# WORK TASK
Produce a character-for-character copy of the data below.

++++ DATA LISTING ++++

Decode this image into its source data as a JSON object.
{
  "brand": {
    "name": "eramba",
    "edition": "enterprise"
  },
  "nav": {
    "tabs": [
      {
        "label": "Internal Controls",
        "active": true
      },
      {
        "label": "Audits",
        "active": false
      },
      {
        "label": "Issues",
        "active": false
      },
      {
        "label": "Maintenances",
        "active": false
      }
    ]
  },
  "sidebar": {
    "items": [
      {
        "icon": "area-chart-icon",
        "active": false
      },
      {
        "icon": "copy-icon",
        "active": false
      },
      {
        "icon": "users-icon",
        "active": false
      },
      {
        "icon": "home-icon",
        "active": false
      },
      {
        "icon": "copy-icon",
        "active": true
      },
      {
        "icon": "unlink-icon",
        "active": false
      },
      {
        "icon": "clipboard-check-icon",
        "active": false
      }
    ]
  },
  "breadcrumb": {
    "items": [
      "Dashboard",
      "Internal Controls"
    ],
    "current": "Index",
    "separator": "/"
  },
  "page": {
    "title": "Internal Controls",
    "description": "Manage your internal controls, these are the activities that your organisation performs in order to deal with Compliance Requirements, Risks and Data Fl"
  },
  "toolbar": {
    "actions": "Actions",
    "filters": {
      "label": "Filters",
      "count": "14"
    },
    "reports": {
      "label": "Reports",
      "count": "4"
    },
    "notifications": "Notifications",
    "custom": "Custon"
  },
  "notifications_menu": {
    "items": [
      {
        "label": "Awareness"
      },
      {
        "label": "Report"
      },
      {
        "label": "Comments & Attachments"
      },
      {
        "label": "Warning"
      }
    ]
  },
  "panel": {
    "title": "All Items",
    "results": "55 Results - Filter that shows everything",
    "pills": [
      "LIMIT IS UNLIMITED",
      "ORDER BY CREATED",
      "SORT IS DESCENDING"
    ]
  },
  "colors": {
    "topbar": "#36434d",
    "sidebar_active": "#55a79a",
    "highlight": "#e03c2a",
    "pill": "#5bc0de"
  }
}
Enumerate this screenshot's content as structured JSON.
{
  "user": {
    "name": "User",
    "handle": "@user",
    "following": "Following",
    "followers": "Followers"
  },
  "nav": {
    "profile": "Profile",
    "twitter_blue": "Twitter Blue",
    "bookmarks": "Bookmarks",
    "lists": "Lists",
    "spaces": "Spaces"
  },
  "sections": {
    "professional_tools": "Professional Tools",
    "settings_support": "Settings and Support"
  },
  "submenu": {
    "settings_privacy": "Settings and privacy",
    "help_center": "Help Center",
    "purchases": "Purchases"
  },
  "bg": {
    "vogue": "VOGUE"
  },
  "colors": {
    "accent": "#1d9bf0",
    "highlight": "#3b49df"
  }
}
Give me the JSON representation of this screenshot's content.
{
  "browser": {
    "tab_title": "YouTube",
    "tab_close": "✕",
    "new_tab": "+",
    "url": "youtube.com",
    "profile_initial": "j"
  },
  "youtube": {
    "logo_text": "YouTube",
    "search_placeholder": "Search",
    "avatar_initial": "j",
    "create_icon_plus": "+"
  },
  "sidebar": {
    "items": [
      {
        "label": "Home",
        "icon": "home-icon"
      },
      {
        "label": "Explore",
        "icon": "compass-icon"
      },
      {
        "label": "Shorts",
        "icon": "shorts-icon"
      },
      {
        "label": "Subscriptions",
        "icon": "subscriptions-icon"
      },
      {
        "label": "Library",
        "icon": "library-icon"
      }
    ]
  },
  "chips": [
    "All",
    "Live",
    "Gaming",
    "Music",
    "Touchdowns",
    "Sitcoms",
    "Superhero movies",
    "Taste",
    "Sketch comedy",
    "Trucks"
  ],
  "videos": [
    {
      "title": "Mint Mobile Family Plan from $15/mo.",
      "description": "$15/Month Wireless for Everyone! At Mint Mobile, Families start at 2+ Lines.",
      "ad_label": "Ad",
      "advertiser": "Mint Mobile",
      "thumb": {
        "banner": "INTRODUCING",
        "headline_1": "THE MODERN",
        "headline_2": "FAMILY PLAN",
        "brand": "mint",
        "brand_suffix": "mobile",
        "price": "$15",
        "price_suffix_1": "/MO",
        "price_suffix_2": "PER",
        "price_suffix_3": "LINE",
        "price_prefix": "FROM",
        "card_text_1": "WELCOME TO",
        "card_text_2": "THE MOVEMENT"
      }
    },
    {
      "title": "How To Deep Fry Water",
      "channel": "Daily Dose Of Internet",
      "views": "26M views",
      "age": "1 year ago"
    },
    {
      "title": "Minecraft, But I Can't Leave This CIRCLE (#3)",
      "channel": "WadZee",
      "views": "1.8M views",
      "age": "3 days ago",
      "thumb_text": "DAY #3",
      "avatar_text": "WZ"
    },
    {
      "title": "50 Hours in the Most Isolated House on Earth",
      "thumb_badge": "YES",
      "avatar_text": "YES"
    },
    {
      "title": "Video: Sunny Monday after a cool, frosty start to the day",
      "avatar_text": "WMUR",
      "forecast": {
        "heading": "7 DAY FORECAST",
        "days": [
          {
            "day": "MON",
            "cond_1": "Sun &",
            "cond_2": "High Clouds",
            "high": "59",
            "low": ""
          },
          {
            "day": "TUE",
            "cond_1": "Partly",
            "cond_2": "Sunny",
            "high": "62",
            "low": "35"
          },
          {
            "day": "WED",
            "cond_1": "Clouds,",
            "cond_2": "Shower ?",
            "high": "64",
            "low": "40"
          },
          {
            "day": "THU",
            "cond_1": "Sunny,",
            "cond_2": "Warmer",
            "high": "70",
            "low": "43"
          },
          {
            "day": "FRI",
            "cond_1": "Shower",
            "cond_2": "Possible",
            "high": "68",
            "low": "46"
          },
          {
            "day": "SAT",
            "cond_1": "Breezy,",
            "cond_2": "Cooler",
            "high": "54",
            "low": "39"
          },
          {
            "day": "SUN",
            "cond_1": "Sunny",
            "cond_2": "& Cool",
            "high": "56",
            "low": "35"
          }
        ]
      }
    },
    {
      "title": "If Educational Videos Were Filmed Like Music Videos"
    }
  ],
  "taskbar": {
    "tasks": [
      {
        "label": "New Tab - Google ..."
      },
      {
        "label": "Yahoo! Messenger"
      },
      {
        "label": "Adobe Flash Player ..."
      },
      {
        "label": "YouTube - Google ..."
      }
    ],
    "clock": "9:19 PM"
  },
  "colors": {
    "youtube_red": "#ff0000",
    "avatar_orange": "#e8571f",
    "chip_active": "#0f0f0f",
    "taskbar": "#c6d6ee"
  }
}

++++

# TASK RESULT
Decode this image into its source data as a JSON object.
{
  "brand": {
    "name": "eramba",
    "edition": "enterprise"
  },
  "nav": {
    "tabs": [
      {
        "label": "Internal Controls",
        "active": true
      },
      {
        "label": "Audits",
        "active": false
      },
      {
        "label": "Issues",
        "active": false
      },
      {
        "label": "Maintenances",
        "active": false
      }
    ]
  },
  "sidebar": {
    "items": [
      {
        "icon": "area-chart-icon",
        "active": false
      },
      {
        "icon": "copy-icon",
        "active": false
      },
      {
        "icon": "users-icon",
        "active": false
      },
      {
        "icon": "home-icon",
        "active": false
      },
      {
        "icon": "copy-icon",
        "active": true
      },
      {
        "icon": "unlink-icon",
        "active": false
      },
      {
        "icon": "clipboard-check-icon",
        "active": false
      }
    ]
  },
  "breadcrumb": {
    "items": [
      "Dashboard",
      "Internal Controls"
    ],
    "current": "Index",
    "separator": "/"
  },
  "page": {
    "title": "Internal Controls",
    "description": "Manage your internal controls, these are the activities that your organisation performs in order to deal with Compliance Requirements, Risks and Data Fl"
  },
  "toolbar": {
    "actions": "Actions",
    "filters": {
      "label": "Filters",
      "count": "14"
    },
    "reports": {
      "label": "Reports",
      "count": "4"
    },
    "notifications": "Notifications",
    "custom": "Custon"
  },
  "notifications_menu": {
    "items": [
      {
        "label": "Awareness"
      },
      {
        "label": "Report"
      },
      {
        "label": "Comments & Attachments"
      },
      {
        "label": "Warning"
      }
    ]
  },
  "panel": {
    "title": "All Items",
    "results": "55 Results - Filter that shows everything",
    "pills": [
      "LIMIT IS UNLIMITED",
      "ORDER BY CREATED",
      "SORT IS DESCENDING"
    ]
  },
  "colors": {
    "topbar": "#36434d",
    "sidebar_active": "#55a79a",
    "highlight": "#e03c2a",
    "pill": "#5bc0de"
  }
}
Enumerate this screenshot's content as structured JSON.
{
  "user": {
    "name": "User",
    "handle": "@user",
    "following": "Following",
    "followers": "Followers"
  },
  "nav": {
    "profile": "Profile",
    "twitter_blue": "Twitter Blue",
    "bookmarks": "Bookmarks",
    "lists": "Lists",
    "spaces": "Spaces"
  },
  "sections": {
    "professional_tools": "Professional Tools",
    "settings_support": "Settings and Support"
  },
  "submenu": {
    "settings_privacy": "Settings and privacy",
    "help_center": "Help Center",
    "purchases": "Purchases"
  },
  "bg": {
    "vogue": "VOGUE"
  },
  "colors": {
    "accent": "#1d9bf0",
    "highlight": "#3b49df"
  }
}
Give me the JSON representation of this screenshot's content.
{
  "browser": {
    "tab_title": "YouTube",
    "tab_close": "✕",
    "new_tab": "+",
    "url": "youtube.com",
    "profile_initial": "j"
  },
  "youtube": {
    "logo_text": "YouTube",
    "search_placeholder": "Search",
    "avatar_initial": "j",
    "create_icon_plus": "+"
  },
  "sidebar": {
    "items": [
      {
        "label": "Home",
        "icon": "home-icon"
      },
      {
        "label": "Explore",
        "icon": "compass-icon"
      },
      {
        "label": "Shorts",
        "icon": "shorts-icon"
      },
      {
        "label": "Subscriptions",
        "icon": "subscriptions-icon"
      },
      {
        "label": "Library",
        "icon": "library-icon"
      }
    ]
  },
  "chips": [
    "All",
    "Live",
    "Gaming",
    "Music",
    "Touchdowns",
    "Sitcoms",
    "Superhero movies",
    "Taste",
    "Sketch comedy",
    "Trucks"
  ],
  "videos": [
    {
      "title": "Mint Mobile Family Plan from $15/mo.",
      "description": "$15/Month Wireless for Everyone! At Mint Mobile, Families start at 2+ Lines.",
      "ad_label": "Ad",
      "advertiser": "Mint Mobile",
      "thumb": {
        "banner": "INTRODUCING",
        "headline_1": "THE MODERN",
        "headline_2": "FAMILY PLAN",
        "brand": "mint",
        "brand_suffix": "mobile",
        "price": "$15",
        "price_suffix_1": "/MO",
        "price_suffix_2": "PER",
        "price_suffix_3": "LINE",
        "price_prefix": "FROM",
        "card_text_1": "WELCOME TO",
        "card_text_2": "THE MOVEMENT"
      }
    },
    {
      "title": "How To Deep Fry Water",
      "channel": "Daily Dose Of Internet",
      "views": "26M views",
      "age": "1 year ago"
    },
    {
      "title": "Minecraft, But I Can't Leave This CIRCLE (#3)",
      "channel": "WadZee",
      "views": "1.8M views",
      "age": "3 days ago",
      "thumb_text": "DAY #3",
      "avatar_text": "WZ"
    },
    {
      "title": "50 Hours in the Most Isolated House on Earth",
      "thumb_badge": "YES",
      "avatar_text": "YES"
    },
    {
      "title": "Video: Sunny Monday after a cool, frosty start to the day",
      "avatar_text": "WMUR",
      "forecast": {
        "heading": "7 DAY FORECAST",
        "days": [
          {
            "day": "MON",
            "cond_1": "Sun &",
            "cond_2": "High Clouds",
            "high": "59",
            "low": ""
          },
          {
            "day": "TUE",
            "cond_1": "Partly",
            "cond_2": "Sunny",
            "high": "62",
            "low": "35"
          },
          {
            "day": "WED",
            "cond_1": "Clouds,",
            "cond_2": "Shower ?",
            "high": "64",
            "low": "40"
          },
          {
            "day": "THU",
            "cond_1": "Sunny,",
            "cond_2": "Warmer",
            "high": "70",
            "low": "43"
          },
          {
            "day": "FRI",
            "cond_1": "Shower",
            "cond_2": "Possible",
            "high": "68",
            "low": "46"
          },
          {
            "day": "SAT",
            "cond_1": "Breezy,",
            "cond_2": "Cooler",
            "high": "54",
            "low": "39"
          },
          {
            "day": "SUN",
            "cond_1": "Sunny",
            "cond_2": "& Cool",
            "high": "56",
            "low": "35"
          }
        ]
      }
    },
    {
      "title": "If Educational Videos Were Filmed Like Music Videos"
    }
  ],
  "taskbar": {
    "tasks": [
      {
        "label": "New Tab - Google ..."
      },
      {
        "label": "Yahoo! Messenger"
      },
      {
        "label": "Adobe Flash Player ..."
      },
      {
        "label": "YouTube - Google ..."
      }
    ],
    "clock": "9:19 PM"
  },
  "colors": {
    "youtube_red": "#ff0000",
    "avatar_orange": "#e8571f",
    "chip_active": "#0f0f0f",
    "taskbar": "#c6d6ee"
  }
}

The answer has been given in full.